|US20110236279 *||Sep 27, 2010||Sep 29, 2011||Battelle Memorial Institute||Integrated reactors, methods of making same, and methods of conducting simultaneous exothermic and endothermic reactions|
|US20130015405 *||Jan 7, 2011||Jan 17, 2013||Gas2 Limited||Isothermal reactor for partial oxidation of methane|
|US20140272643 *||Mar 12, 2014||Sep 18, 2014||Battelle Memorial Institute||Reactor incorporating a heat exchanger|
|WO2005077516A1||Feb 7, 2005||Aug 25, 2005||Velocys Inc.||Microchannel compression reactor assembly|
|WO2005095267A1 *||Mar 30, 2005||Oct 13, 2005||Nissan Motor Co., Ltd.||Fuel reformer|
|U.S. Classification||423/652, 423/418.2, 252/373, 423/437.2|
|International Classification||B01D71/02, B01J19/24, C01B3/56, B01J23/60, H01M8/06, B01J37/03, B01D53/22, C01B3/48, B01J37/02, B01J19/00, B01J12/00, C01B3/50, C01B13/02, C01B3/38|

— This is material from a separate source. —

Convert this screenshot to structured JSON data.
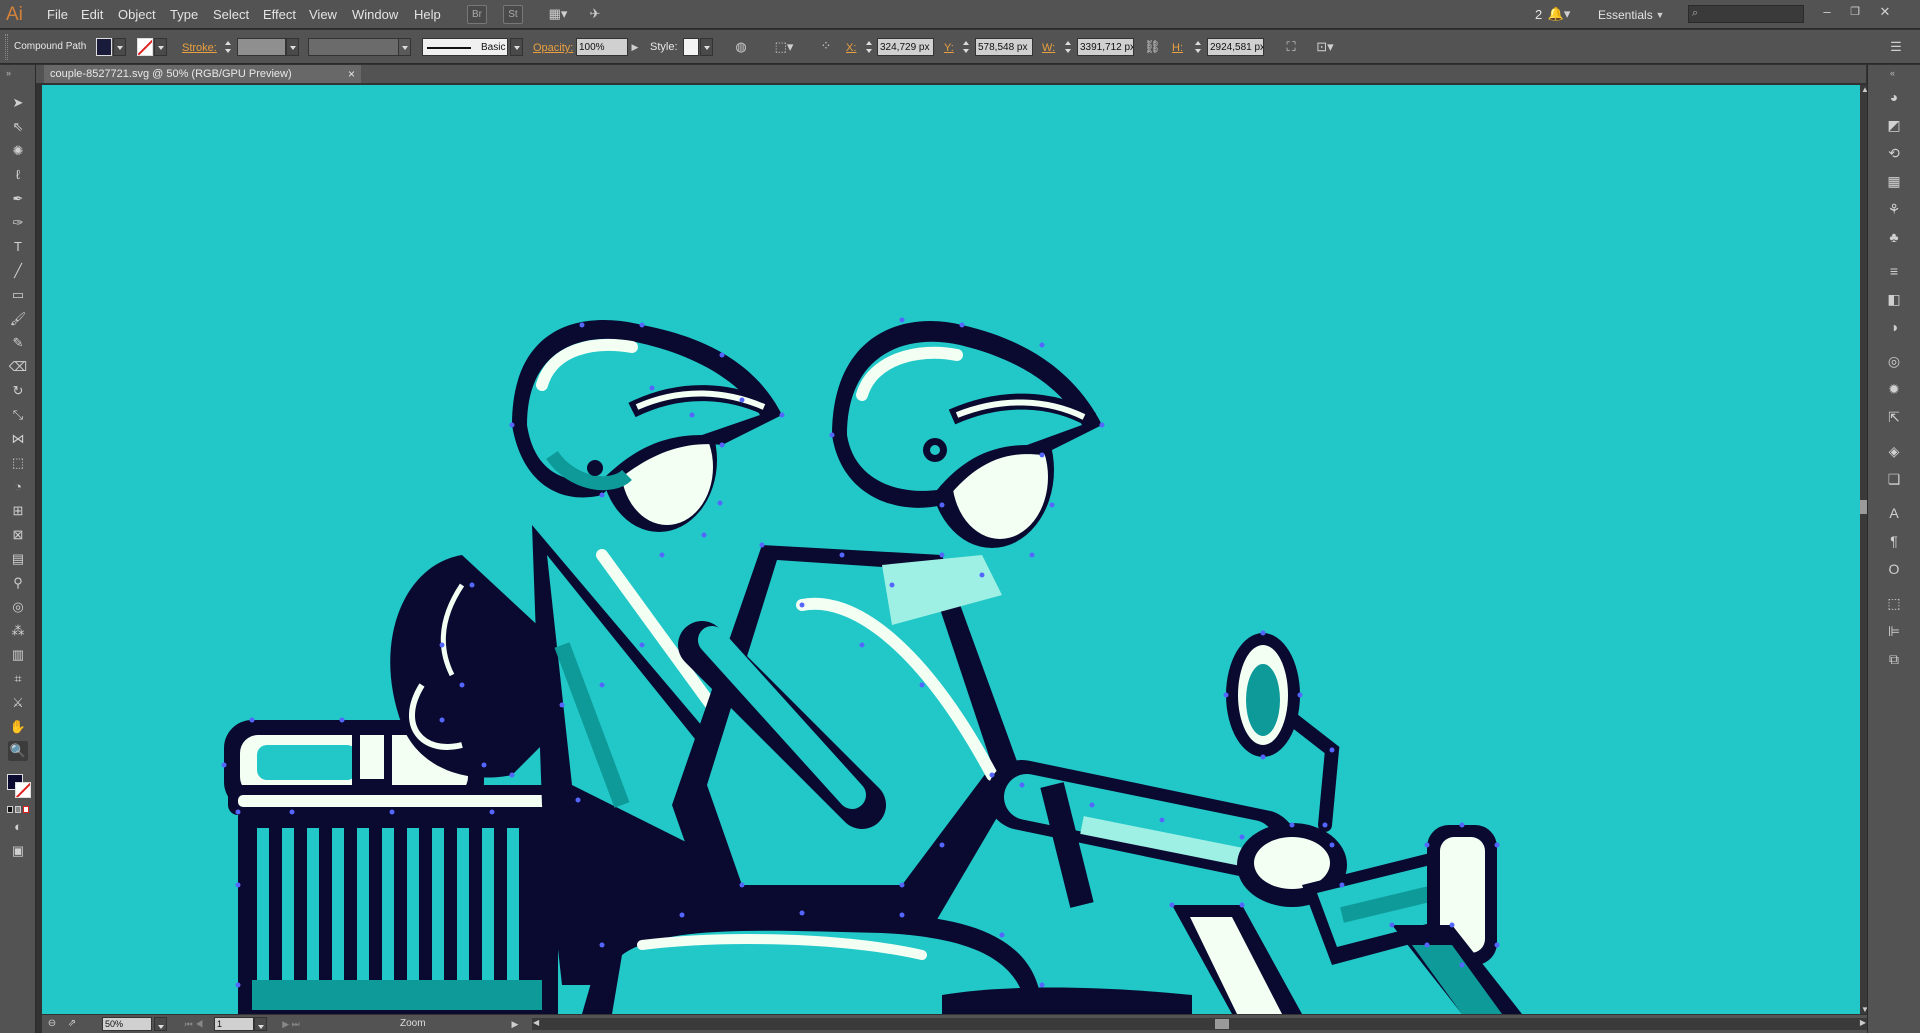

|Cooperative Classification||Y02P20/52, Y02P20/128, C01B2203/066, C01B2203/1094, C01B2203/0233, B01J37/0215, C01B2210/0046, C01B2203/1005, B01J2219/00844, B01J2219/00822, B01J2219/00835, C01B2203/1258, C01B2203/1011, C01B3/38, B01J12/007, C01B2203/1064, C01B2203/0405, C01B3/501, B01J2219/00984, C01B13/0251, C01B2203/1652, C01B2203/065, C01B2203/1217, C01B2203/0838, B01J2219/00159, B01J19/0093, B01J2219/2465, C01B2203/1288, B01J2219/2497, C01B2203/1604, H01M8/0612, C01B2203/044, B01J35/04, B01J2219/00824, C01B2203/1029, B01J2219/2479, C01B2203/0822, C01B3/384, C01B2203/1223, B01J2219/2453, C01B2203/0833, C01B2203/1035, C01B2203/1041, C01B2203/1619, C01B2203/148, C01B2203/1276, C01B2203/0811, C01B2203/041, C01B2203/1082, B01J2219/00907, B01J23/58, C01B2203/0283, C01B2203/1241, C01B2203/047, B01J2219/2482, B01J2219/00873, B01J23/60, C01B2203/1052, B01J2219/2474, B01J2219/00783, C01B2203/1076, C01B2203/1676, B01J2219/2475, C01B2203/1047, B01J37/031|
|European Classification||H01M8/06B2, B01J23/60, B01J37/02C, C01B3/38B, C01B3/38, C01B3/50B, B01J12/00P, C01B13/02D4B, B01J19/00R|
|Jan 9, 2001||AS||Assignment|
Owner name: BATTELLE MEMORIAL INSTITUTE K1-53, WASHINGTON
Free format text: ASSIGNMENT OF ASSIGNORS INTEREST;ASSIGNORS:TONKOVICH, ANNA LEE Y.;WANG, YONG;FITZGERALD, SEAN P.;AND OTHERS;REEL/FRAME:011469/0752;SIGNING DATES FROM 20001213 TO 20010103
|Jun 21, 2007||FPAY||Fee payment|
Year of fee payment: 4
|Jun 22, 2011||FPAY||Fee payment|
Year of fee payment: 8
|Jun 24, 2015||FPAY||Fee payment|
Year of fee payment: 12